***** Records for this task *****

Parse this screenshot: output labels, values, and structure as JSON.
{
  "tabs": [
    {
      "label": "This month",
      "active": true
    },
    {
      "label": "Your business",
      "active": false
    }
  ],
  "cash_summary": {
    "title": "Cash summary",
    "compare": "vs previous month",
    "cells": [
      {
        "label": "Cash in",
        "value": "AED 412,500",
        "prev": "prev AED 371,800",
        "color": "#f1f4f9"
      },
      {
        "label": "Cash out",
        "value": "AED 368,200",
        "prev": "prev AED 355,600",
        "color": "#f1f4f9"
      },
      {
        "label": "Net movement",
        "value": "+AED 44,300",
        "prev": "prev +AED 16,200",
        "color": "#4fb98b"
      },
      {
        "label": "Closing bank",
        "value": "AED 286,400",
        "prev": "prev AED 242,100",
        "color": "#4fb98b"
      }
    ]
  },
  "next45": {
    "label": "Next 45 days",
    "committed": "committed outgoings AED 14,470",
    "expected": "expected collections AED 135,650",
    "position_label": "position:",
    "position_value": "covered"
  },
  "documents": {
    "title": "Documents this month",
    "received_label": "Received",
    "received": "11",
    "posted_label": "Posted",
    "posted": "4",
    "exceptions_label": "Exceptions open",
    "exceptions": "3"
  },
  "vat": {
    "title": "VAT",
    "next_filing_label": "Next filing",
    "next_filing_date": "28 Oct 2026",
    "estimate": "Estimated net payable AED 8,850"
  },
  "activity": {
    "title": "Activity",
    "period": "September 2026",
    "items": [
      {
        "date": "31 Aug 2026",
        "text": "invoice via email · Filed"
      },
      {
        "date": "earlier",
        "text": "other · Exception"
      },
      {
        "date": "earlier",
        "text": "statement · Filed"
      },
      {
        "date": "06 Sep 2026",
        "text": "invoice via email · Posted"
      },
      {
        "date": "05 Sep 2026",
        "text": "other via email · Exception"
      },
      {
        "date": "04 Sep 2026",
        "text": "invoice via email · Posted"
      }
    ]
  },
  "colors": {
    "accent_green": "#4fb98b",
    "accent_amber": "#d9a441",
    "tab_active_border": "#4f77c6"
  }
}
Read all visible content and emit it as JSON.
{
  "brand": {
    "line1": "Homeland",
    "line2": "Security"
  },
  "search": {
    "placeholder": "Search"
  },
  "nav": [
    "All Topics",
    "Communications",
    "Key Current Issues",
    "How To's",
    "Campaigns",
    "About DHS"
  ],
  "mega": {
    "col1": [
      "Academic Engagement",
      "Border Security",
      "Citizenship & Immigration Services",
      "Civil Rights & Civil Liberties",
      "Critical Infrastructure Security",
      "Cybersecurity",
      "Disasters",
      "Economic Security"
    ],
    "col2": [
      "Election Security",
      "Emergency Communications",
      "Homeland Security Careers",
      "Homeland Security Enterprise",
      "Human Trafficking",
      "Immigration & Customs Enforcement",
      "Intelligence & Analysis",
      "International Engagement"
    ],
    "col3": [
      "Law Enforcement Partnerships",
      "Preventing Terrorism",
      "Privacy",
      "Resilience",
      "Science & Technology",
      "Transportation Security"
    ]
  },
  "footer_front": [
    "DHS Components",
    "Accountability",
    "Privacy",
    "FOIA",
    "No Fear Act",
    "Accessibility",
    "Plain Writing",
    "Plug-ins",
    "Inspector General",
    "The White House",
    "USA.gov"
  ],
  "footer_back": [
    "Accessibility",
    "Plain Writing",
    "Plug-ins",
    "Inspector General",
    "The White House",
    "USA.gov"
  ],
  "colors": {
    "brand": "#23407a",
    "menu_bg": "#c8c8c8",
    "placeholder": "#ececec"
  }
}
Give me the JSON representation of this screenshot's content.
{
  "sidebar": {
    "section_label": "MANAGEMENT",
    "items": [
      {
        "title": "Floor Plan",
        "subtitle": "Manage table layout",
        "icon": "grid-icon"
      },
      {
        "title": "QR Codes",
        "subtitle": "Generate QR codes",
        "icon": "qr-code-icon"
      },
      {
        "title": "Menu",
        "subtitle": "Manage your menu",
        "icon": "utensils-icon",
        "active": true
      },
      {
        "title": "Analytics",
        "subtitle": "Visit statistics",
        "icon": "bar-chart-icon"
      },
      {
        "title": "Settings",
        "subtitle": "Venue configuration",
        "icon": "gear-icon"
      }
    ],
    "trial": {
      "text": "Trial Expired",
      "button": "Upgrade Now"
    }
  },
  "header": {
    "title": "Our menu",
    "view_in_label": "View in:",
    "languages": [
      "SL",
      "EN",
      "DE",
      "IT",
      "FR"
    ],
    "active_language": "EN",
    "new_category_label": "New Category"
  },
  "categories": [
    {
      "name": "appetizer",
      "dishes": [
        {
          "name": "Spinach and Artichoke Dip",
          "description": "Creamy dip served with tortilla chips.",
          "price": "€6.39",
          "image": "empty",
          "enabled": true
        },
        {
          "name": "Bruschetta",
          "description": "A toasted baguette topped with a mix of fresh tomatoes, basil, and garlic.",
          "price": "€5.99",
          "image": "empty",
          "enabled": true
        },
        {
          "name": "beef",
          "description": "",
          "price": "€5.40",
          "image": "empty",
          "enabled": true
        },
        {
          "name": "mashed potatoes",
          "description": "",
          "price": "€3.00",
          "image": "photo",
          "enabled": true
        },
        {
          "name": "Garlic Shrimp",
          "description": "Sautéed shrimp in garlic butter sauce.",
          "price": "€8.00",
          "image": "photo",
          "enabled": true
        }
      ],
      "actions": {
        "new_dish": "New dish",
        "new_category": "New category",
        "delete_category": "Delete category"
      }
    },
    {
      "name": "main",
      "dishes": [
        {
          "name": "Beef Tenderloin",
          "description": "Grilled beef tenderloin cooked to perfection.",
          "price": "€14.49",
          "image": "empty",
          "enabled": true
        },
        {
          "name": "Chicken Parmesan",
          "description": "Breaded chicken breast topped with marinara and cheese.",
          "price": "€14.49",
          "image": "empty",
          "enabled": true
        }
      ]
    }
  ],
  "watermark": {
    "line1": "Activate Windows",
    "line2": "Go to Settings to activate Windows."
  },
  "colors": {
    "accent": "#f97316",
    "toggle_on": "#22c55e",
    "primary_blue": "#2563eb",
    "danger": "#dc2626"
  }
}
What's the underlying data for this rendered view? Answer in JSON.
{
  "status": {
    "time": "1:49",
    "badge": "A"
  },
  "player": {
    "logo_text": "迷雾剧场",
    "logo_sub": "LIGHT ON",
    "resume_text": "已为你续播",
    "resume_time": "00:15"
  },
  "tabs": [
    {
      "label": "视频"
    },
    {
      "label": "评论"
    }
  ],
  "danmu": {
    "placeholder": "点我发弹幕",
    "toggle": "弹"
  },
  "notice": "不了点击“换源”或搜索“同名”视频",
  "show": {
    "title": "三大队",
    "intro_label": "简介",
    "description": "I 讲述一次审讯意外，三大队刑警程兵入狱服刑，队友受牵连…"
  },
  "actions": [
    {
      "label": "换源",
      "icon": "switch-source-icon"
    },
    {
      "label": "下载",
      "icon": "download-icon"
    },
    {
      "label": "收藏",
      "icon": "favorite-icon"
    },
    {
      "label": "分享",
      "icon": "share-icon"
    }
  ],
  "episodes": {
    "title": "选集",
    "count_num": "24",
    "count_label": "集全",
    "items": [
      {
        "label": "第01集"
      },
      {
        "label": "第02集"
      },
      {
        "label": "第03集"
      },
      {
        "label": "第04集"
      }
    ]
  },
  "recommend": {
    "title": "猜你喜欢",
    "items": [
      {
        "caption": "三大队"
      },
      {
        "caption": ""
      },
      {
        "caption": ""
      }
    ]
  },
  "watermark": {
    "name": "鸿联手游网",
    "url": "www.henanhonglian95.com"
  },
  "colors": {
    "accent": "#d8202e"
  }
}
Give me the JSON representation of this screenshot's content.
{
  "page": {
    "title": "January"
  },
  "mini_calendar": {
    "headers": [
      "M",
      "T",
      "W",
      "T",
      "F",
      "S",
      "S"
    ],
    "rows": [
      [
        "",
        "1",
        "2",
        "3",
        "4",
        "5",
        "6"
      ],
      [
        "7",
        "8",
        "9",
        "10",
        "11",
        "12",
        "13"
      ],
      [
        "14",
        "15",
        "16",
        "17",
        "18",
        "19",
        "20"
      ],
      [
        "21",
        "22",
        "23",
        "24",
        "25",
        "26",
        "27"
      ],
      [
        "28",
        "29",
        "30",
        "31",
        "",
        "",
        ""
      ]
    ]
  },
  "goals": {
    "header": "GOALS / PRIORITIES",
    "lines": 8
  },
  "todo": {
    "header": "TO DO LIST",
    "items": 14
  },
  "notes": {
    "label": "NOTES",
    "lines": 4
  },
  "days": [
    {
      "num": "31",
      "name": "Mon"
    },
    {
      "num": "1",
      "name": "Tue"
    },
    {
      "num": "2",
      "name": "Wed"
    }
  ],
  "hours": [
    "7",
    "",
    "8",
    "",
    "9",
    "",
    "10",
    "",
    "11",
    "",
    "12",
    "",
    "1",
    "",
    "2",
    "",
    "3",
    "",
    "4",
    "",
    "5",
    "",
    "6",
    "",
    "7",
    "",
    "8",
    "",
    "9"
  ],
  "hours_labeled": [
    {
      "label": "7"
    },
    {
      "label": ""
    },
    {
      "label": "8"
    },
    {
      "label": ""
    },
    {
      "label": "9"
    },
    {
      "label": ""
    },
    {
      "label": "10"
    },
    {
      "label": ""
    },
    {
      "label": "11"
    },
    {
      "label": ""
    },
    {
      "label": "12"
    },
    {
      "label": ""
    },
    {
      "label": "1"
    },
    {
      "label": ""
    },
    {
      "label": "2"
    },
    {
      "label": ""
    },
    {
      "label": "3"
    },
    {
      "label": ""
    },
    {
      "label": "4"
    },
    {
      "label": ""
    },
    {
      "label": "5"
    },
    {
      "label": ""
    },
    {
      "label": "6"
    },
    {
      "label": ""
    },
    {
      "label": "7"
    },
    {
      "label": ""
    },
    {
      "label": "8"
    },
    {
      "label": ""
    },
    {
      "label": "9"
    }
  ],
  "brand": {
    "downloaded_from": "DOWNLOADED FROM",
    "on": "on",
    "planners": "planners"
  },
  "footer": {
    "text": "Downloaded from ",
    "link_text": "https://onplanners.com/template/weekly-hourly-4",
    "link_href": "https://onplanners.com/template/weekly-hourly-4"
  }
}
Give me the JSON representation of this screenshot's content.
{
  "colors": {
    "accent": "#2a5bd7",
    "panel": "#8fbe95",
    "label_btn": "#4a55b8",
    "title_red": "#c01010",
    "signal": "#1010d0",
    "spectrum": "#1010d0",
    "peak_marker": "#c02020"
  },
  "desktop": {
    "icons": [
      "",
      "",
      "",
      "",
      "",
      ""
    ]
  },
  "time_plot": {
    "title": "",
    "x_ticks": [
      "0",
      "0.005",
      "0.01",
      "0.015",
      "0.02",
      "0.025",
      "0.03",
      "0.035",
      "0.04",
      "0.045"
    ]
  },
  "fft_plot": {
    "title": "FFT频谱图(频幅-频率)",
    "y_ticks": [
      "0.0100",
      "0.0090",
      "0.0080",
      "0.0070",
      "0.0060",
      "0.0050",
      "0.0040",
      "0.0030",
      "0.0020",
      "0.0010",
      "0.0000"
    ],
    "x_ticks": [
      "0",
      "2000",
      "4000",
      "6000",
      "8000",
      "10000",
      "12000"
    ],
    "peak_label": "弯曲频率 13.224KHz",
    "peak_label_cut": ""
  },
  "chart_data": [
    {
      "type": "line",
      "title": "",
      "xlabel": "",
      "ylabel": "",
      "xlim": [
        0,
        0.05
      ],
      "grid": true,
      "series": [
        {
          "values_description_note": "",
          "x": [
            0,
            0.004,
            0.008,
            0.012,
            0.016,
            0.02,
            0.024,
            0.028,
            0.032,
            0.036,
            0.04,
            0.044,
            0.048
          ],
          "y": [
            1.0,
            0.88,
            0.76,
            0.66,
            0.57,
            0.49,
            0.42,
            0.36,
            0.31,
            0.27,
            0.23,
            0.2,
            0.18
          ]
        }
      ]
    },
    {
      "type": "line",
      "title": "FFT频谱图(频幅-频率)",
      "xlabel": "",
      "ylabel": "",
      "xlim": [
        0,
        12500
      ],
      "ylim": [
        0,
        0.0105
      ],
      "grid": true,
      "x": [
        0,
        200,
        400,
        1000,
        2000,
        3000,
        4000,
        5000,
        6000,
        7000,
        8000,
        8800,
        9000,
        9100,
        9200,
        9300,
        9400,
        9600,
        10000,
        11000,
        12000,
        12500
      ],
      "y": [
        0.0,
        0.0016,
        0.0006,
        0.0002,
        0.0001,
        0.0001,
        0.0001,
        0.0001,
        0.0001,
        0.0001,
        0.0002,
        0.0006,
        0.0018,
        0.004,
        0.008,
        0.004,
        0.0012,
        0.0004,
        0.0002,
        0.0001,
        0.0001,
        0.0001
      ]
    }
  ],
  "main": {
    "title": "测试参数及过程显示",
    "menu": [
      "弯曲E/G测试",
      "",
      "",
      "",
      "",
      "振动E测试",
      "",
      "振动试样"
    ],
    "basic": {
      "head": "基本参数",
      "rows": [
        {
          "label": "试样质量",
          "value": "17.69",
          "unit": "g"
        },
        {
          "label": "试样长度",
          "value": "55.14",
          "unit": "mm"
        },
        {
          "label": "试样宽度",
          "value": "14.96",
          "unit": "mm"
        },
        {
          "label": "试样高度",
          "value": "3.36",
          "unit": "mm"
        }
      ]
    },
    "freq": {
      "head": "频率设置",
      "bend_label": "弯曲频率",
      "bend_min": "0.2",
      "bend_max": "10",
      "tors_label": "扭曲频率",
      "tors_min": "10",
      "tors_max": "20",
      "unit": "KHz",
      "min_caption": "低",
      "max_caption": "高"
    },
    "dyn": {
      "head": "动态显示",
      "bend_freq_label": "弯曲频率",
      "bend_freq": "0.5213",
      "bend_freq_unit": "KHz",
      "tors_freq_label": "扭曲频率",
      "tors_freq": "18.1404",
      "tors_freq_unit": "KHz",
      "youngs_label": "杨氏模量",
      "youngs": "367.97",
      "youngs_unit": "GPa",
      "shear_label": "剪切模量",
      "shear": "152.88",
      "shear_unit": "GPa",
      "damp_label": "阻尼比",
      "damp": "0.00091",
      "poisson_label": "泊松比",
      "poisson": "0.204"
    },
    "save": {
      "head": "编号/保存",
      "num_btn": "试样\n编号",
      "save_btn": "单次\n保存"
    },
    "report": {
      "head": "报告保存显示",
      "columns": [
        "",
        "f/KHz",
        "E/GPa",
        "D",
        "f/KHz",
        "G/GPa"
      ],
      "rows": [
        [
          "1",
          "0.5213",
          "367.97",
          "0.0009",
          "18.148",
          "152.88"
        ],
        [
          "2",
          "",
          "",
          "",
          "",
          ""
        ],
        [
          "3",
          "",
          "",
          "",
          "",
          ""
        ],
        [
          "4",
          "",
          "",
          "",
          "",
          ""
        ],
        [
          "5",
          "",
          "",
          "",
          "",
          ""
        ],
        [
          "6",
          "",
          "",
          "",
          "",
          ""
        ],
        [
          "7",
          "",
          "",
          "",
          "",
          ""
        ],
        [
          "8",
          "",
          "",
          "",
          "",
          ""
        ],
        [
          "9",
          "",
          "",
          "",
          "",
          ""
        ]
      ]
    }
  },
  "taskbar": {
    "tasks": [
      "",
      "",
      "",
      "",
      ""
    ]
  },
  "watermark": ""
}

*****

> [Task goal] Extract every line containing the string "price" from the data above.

> [Written reply]
          "price": "€6.39",
          "price": "€5.99",
          "price": "€5.40",
          "price": "€3.00",
          "price": "€8.00",
          "price": "€14.49",
          "price": "€14.49",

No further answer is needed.